To link to source content, pass in a path to file in your src folder that translates to a published URL. For example, if you have a blog post saved at src/_posts/

<%= link_to "Click me!", "_posts/" %>

<!-- output: -->
<a href="/blog/my-nifty-article">Click me!</a>

The link_to helper uses url_for, so you can use that to get the url directly:

<% article_url = url_for("_posts/") %>

Note that url_for is also aliased to link in order to provide compatibility with the link Liquid tag.

You can pass additional keyword arguments to link_to which will be translated to HTML attributes:

<%= link_to "Join our livestream!", "_events/", class: "event", data_expire: "2020-11-08" %>

<!-- output: -->
<a href="/events/livestream" class="event" data-expire="2020-11-08">Join our livestream!</a>

You can also pass relative or aboslute URLs to link_to and they’ll just pass-through to the anchor tag without change:

<%= link_to "Visit Bridgetown", "" %>

Finally, if you pass a Ruby object (i.e., it responds to url), it will work as you’d expect:

<%= link_to "My last page", @site.pages.last %>

<!-- output: -->
<a href="/this/is/my-last-page">My last page</a>

Capture Helper

If you need to capture a part of your template and store it in a variable for later use, you can use the capture helper.

<% test_capturing = capture do %>
  This is how <%= "#{"cap"}turing" %> works!
<% end %>

<%= test_capturing.reverse %>

One interesting use case for capturing is you could assign the captured text to a layout data variable. Using memoization, you could calculate an expensive bit of template once and then reuse it either in that layout or in a partial.

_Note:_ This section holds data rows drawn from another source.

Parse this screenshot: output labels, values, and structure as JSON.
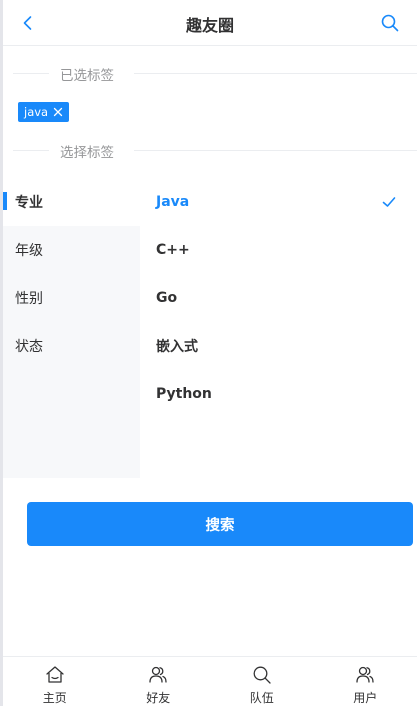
{
  "navbar": {
    "title": "趣友圈",
    "back_icon": "chevron-left-icon",
    "search_icon": "search-icon"
  },
  "selected_section": {
    "title": "已选标签",
    "tags": [
      {
        "label": "java",
        "close_icon": "close-icon"
      }
    ]
  },
  "choose_section": {
    "title": "选择标签"
  },
  "tree_select": {
    "categories": [
      {
        "label": "专业",
        "active": true
      },
      {
        "label": "年级",
        "active": false
      },
      {
        "label": "性别",
        "active": false
      },
      {
        "label": "状态",
        "active": false
      }
    ],
    "options": [
      {
        "label": "Java",
        "selected": true
      },
      {
        "label": "C++",
        "selected": false
      },
      {
        "label": "Go",
        "selected": false
      },
      {
        "label": "嵌入式",
        "selected": false
      },
      {
        "label": "Python",
        "selected": false
      }
    ],
    "check_icon": "check-icon"
  },
  "search_button": {
    "label": "搜索"
  },
  "tabbar": {
    "items": [
      {
        "label": "主页",
        "icon": "home-icon"
      },
      {
        "label": "好友",
        "icon": "friends-icon"
      },
      {
        "label": "队伍",
        "icon": "search-icon"
      },
      {
        "label": "用户",
        "icon": "user-icon"
      }
    ]
  },
  "colors": {
    "accent": "#1989fa",
    "sidebar_bg": "#f7f8fa",
    "text": "#323233",
    "muted": "#969799"
  }
}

<% # add this code to a layout: %>
<%[:save_this_for_later] ||= capture do
  puts "saving this into the layout!"
%>An <%= "expensive " + "routine" %> to be saved<% end %>

Some text...

<%= partial "use_the_saved_variable" %>
<% # src/_partials/_use_the_saved_variable.erb %>
Print this: <%=[:save_this_for_later] %>

Because of the use of the ||= operator, you’ll only see “saving this into the layout!” print to the console once when the site builds even if you use the layout on thousands of pages!

Custom Helpers

If you’d like to add your own custom template helpers, you can use the helper DSL within builder plugins. Read this documentation to learn more.

Alternatively, you could open up the Helpers class and define additional methods:

# plugins/site_builder.rb

Bridgetown::RubyTemplateView::Helpers.class_eval do
  def uppercase_string(input)
<%= uppercase_string "i'm a string" %>

<!-- output: -->

As a best practice, it would be best to define your helpers as methods of a dedicated Module which could then be used for both Liquid filters and ERB helpers simultaneously. Here’s how you might go about that in your plugin:

# plugins/filters.rb

module MyFilters
  def lowercase_string(input)

Liquid::Template.register_filter MyFilters
Bridgetown::RubyTemplateView::Helpers.include MyFilters

Usage is pretty straightforward:

<%= lowercase_string "WAY DOWN LOW" %>
{{ "WAY DOWN LOW" | lowercase_string }}

Haml and Slim

Bridgetown comes with ERB support out-of-the-box, but you can easily add support for either Haml or Slim by installing our officially supported plugins.

All you’d need to do is run bundle add bridgetown-haml -g bridgetown_plugins (or bridgetown-slim) to install the plugin, and then you can immediately start using .haml or .slim pages, layouts, and partials in your Bridgetown site.

Next: Variables